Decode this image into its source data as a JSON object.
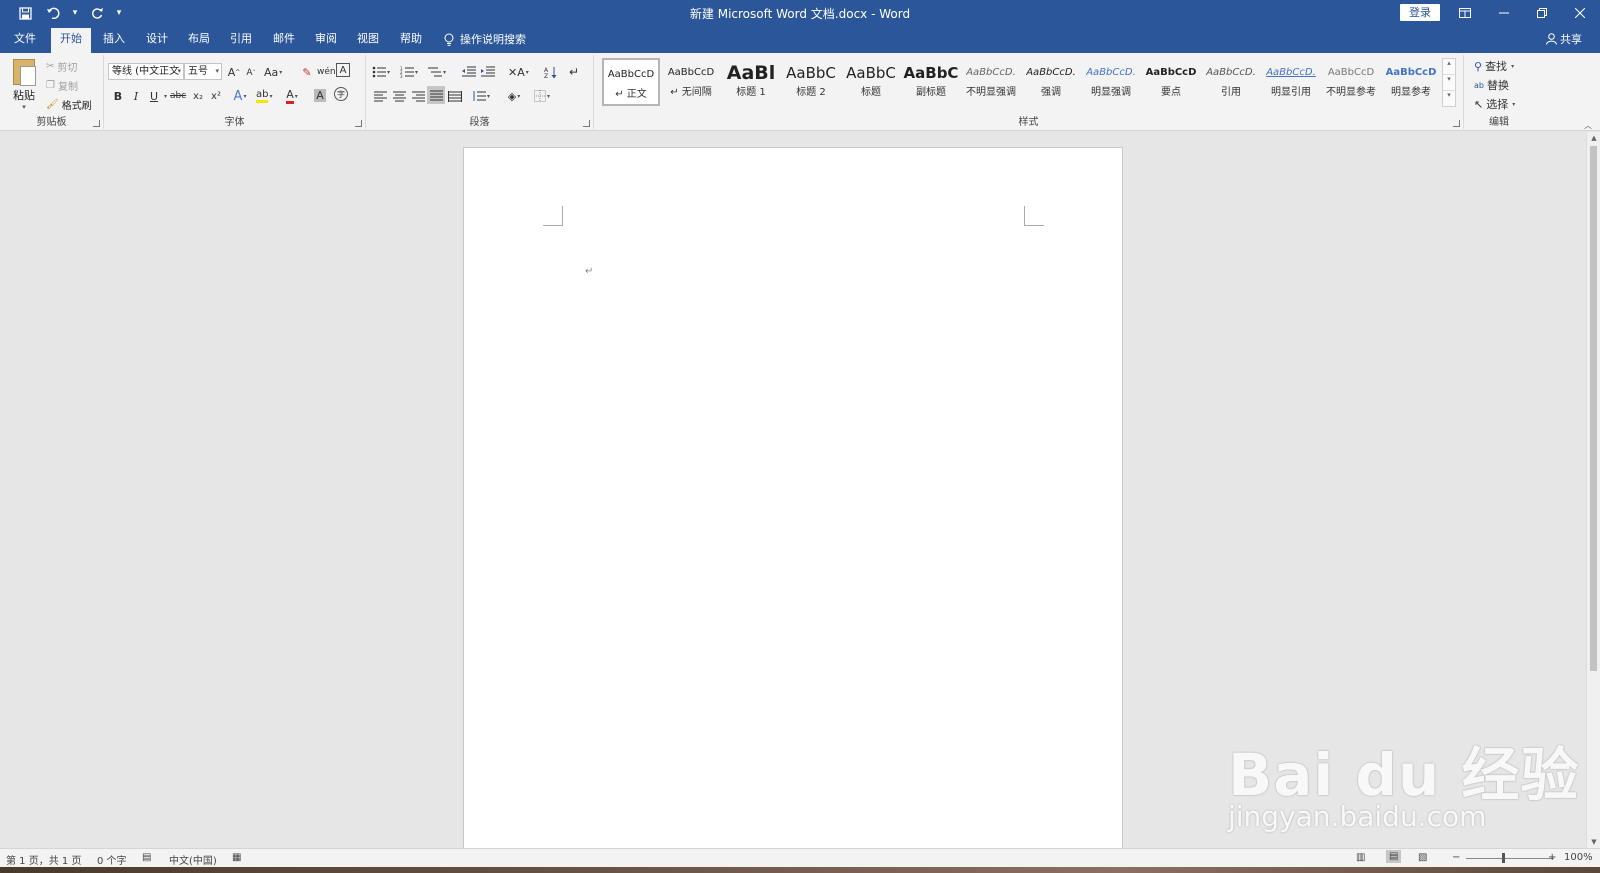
{
  "app": {
    "title": "新建 Microsoft Word 文档.docx  -  Word",
    "login_label": "登录"
  },
  "qat": {
    "save_icon": "save-icon",
    "undo_icon": "undo-icon",
    "redo_icon": "redo-icon",
    "customize_icon": "customize-qat-icon"
  },
  "tabs": [
    {
      "id": "file",
      "label": "文件"
    },
    {
      "id": "home",
      "label": "开始"
    },
    {
      "id": "insert",
      "label": "插入"
    },
    {
      "id": "design",
      "label": "设计"
    },
    {
      "id": "layout",
      "label": "布局"
    },
    {
      "id": "references",
      "label": "引用"
    },
    {
      "id": "mailings",
      "label": "邮件"
    },
    {
      "id": "review",
      "label": "审阅"
    },
    {
      "id": "view",
      "label": "视图"
    },
    {
      "id": "help",
      "label": "帮助"
    }
  ],
  "tell_me": "操作说明搜索",
  "share": "共享",
  "clipboard": {
    "label": "剪贴板",
    "paste": "粘贴",
    "cut": "剪切",
    "copy": "复制",
    "format_painter": "格式刷"
  },
  "font": {
    "label": "字体",
    "font_name": "等线 (中文正文",
    "font_size": "五号",
    "grow": "A",
    "shrink": "A",
    "case": "Aa",
    "bold": "B",
    "italic": "I",
    "underline": "U",
    "strike": "abc",
    "subscript": "x₂",
    "superscript": "x²",
    "text_effect": "A",
    "font_color": "A",
    "char_shading": "A",
    "enclose": "字"
  },
  "paragraph": {
    "label": "段落"
  },
  "styles": {
    "label": "样式",
    "items": [
      {
        "sample": "AaBbCcD",
        "name": "↵ 正文"
      },
      {
        "sample": "AaBbCcD",
        "name": "↵ 无间隔"
      },
      {
        "sample": "AaBl",
        "name": "标题 1"
      },
      {
        "sample": "AaBbC",
        "name": "标题 2"
      },
      {
        "sample": "AaBbC",
        "name": "标题"
      },
      {
        "sample": "AaBbC",
        "name": "副标题"
      },
      {
        "sample": "AaBbCcD.",
        "name": "不明显强调"
      },
      {
        "sample": "AaBbCcD.",
        "name": "强调"
      },
      {
        "sample": "AaBbCcD.",
        "name": "明显强调"
      },
      {
        "sample": "AaBbCcD",
        "name": "要点"
      },
      {
        "sample": "AaBbCcD.",
        "name": "引用"
      },
      {
        "sample": "AaBbCcD.",
        "name": "明显引用"
      },
      {
        "sample": "AaBbCcD",
        "name": "不明显参考"
      },
      {
        "sample": "AaBbCcD",
        "name": "明显参考"
      }
    ]
  },
  "editing": {
    "label": "编辑",
    "find": "查找",
    "replace": "替换",
    "select": "选择"
  },
  "document": {
    "paragraph_mark": "↵"
  },
  "status": {
    "page": "第 1 页，共 1 页",
    "words": "0 个字",
    "language": "中文(中国)",
    "zoom": "100%"
  },
  "watermark": {
    "brand": "Bai du 经验",
    "url": "jingyan.baidu.com"
  },
  "colors": {
    "accent": "#2b579a",
    "ribbon": "#f3f3f3",
    "canvas": "#e6e6e6"
  }
}
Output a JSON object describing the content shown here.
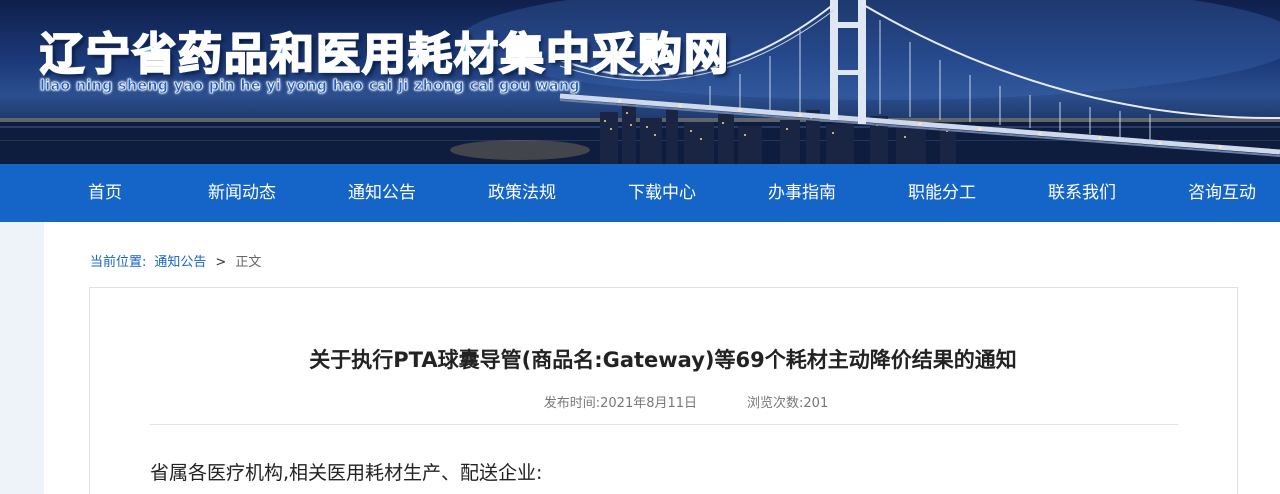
{
  "site": {
    "title": "辽宁省药品和医用耗材集中采购网",
    "pinyin": "liao ning sheng yao pin he yi yong hao cai ji zhong cai gou wang"
  },
  "nav": {
    "items": [
      {
        "label": "首页"
      },
      {
        "label": "新闻动态"
      },
      {
        "label": "通知公告"
      },
      {
        "label": "政策法规"
      },
      {
        "label": "下载中心"
      },
      {
        "label": "办事指南"
      },
      {
        "label": "职能分工"
      },
      {
        "label": "联系我们"
      },
      {
        "label": "咨询互动"
      }
    ]
  },
  "breadcrumb": {
    "label": "当前位置:",
    "link": "通知公告",
    "separator": ">",
    "current": "正文"
  },
  "article": {
    "title": "关于执行PTA球囊导管(商品名:Gateway)等69个耗材主动降价结果的通知",
    "published": "发布时间:2021年8月11日",
    "views": "浏览次数:201",
    "greeting": "省属各医疗机构,相关医用耗材生产、配送企业:"
  },
  "colors": {
    "nav_bg": "#1565c9",
    "link": "#1565c9",
    "content_bg": "#eef3f9"
  }
}
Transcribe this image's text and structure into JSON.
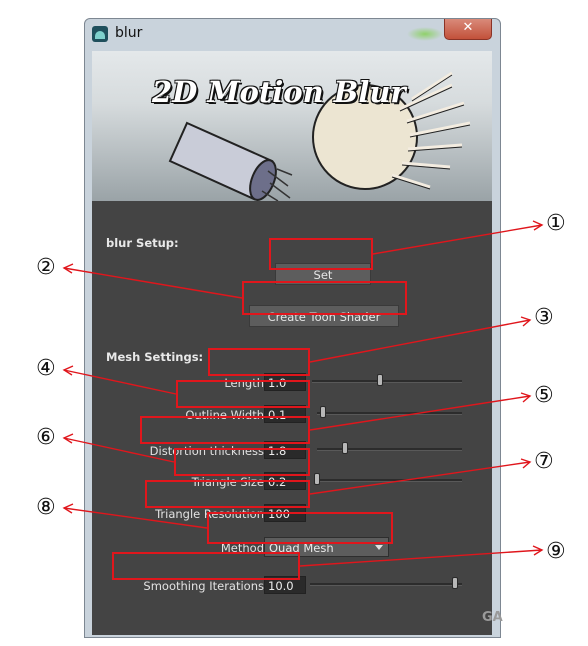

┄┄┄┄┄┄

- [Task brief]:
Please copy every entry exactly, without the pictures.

- [Response]:
Decode this image into its source data as a JSON object.
{
  "app": {
    "title": "新建 Microsoft Word 文档.docx  -  Word",
    "login_label": "登录"
  },
  "qat": {
    "save_icon": "save-icon",
    "undo_icon": "undo-icon",
    "redo_icon": "redo-icon",
    "customize_icon": "customize-qat-icon"
  },
  "tabs": [
    {
      "id": "file",
      "label": "文件"
    },
    {
      "id": "home",
      "label": "开始"
    },
    {
      "id": "insert",
      "label": "插入"
    },
    {
      "id": "design",
      "label": "设计"
    },
    {
      "id": "layout",
      "label": "布局"
    },
    {
      "id": "references",
      "label": "引用"
    },
    {
      "id": "mailings",
      "label": "邮件"
    },
    {
      "id": "review",
      "label": "审阅"
    },
    {
      "id": "view",
      "label": "视图"
    },
    {
      "id": "help",
      "label": "帮助"
    }
  ],
  "tell_me": "操作说明搜索",
  "share": "共享",
  "clipboard": {
    "label": "剪贴板",
    "paste": "粘贴",
    "cut": "剪切",
    "copy": "复制",
    "format_painter": "格式刷"
  },
  "font": {
    "label": "字体",
    "font_name": "等线 (中文正文",
    "font_size": "五号",
    "grow": "A",
    "shrink": "A",
    "case": "Aa",
    "bold": "B",
    "italic": "I",
    "underline": "U",
    "strike": "abc",
    "subscript": "x₂",
    "superscript": "x²",
    "text_effect": "A",
    "font_color": "A",
    "char_shading": "A",
    "enclose": "字"
  },
  "paragraph": {
    "label": "段落"
  },
  "styles": {
    "label": "样式",
    "items": [
      {
        "sample": "AaBbCcD",
        "name": "↵ 正文"
      },
      {
        "sample": "AaBbCcD",
        "name": "↵ 无间隔"
      },
      {
        "sample": "AaBl",
        "name": "标题 1"
      },
      {
        "sample": "AaBbC",
        "name": "标题 2"
      },
      {
        "sample": "AaBbC",
        "name": "标题"
      },
      {
        "sample": "AaBbC",
        "name": "副标题"
      },
      {
        "sample": "AaBbCcD.",
        "name": "不明显强调"
      },
      {
        "sample": "AaBbCcD.",
        "name": "强调"
      },
      {
        "sample": "AaBbCcD.",
        "name": "明显强调"
      },
      {
        "sample": "AaBbCcD",
        "name": "要点"
      },
      {
        "sample": "AaBbCcD.",
        "name": "引用"
      },
      {
        "sample": "AaBbCcD.",
        "name": "明显引用"
      },
      {
        "sample": "AaBbCcD",
        "name": "不明显参考"
      },
      {
        "sample": "AaBbCcD",
        "name": "明显参考"
      }
    ]
  },
  "editing": {
    "label": "编辑",
    "find": "查找",
    "replace": "替换",
    "select": "选择"
  },
  "document": {
    "paragraph_mark": "↵"
  },
  "status": {
    "page": "第 1 页，共 1 页",
    "words": "0 个字",
    "language": "中文(中国)",
    "zoom": "100%"
  },
  "watermark": {
    "brand": "Bai du 经验",
    "url": "jingyan.baidu.com"
  },
  "colors": {
    "accent": "#2b579a",
    "ribbon": "#f3f3f3",
    "canvas": "#e6e6e6"
  }
}
Output a JSON object describing the content shown here.
{
  "site": {
    "title": "辽宁省药品和医用耗材集中采购网",
    "pinyin": "liao ning sheng yao pin he yi yong hao cai ji zhong cai gou wang"
  },
  "nav": {
    "items": [
      {
        "label": "首页"
      },
      {
        "label": "新闻动态"
      },
      {
        "label": "通知公告"
      },
      {
        "label": "政策法规"
      },
      {
        "label": "下载中心"
      },
      {
        "label": "办事指南"
      },
      {
        "label": "职能分工"
      },
      {
        "label": "联系我们"
      },
      {
        "label": "咨询互动"
      }
    ]
  },
  "breadcrumb": {
    "label": "当前位置:",
    "link": "通知公告",
    "separator": ">",
    "current": "正文"
  },
  "article": {
    "title": "关于执行PTA球囊导管(商品名:Gateway)等69个耗材主动降价结果的通知",
    "published": "发布时间:2021年8月11日",
    "views": "浏览次数:201",
    "greeting": "省属各医疗机构,相关医用耗材生产、配送企业:"
  },
  "colors": {
    "nav_bg": "#1565c9",
    "link": "#1565c9",
    "content_bg": "#eef3f9"
  }
}
Transcribe this image's text and structure into JSON.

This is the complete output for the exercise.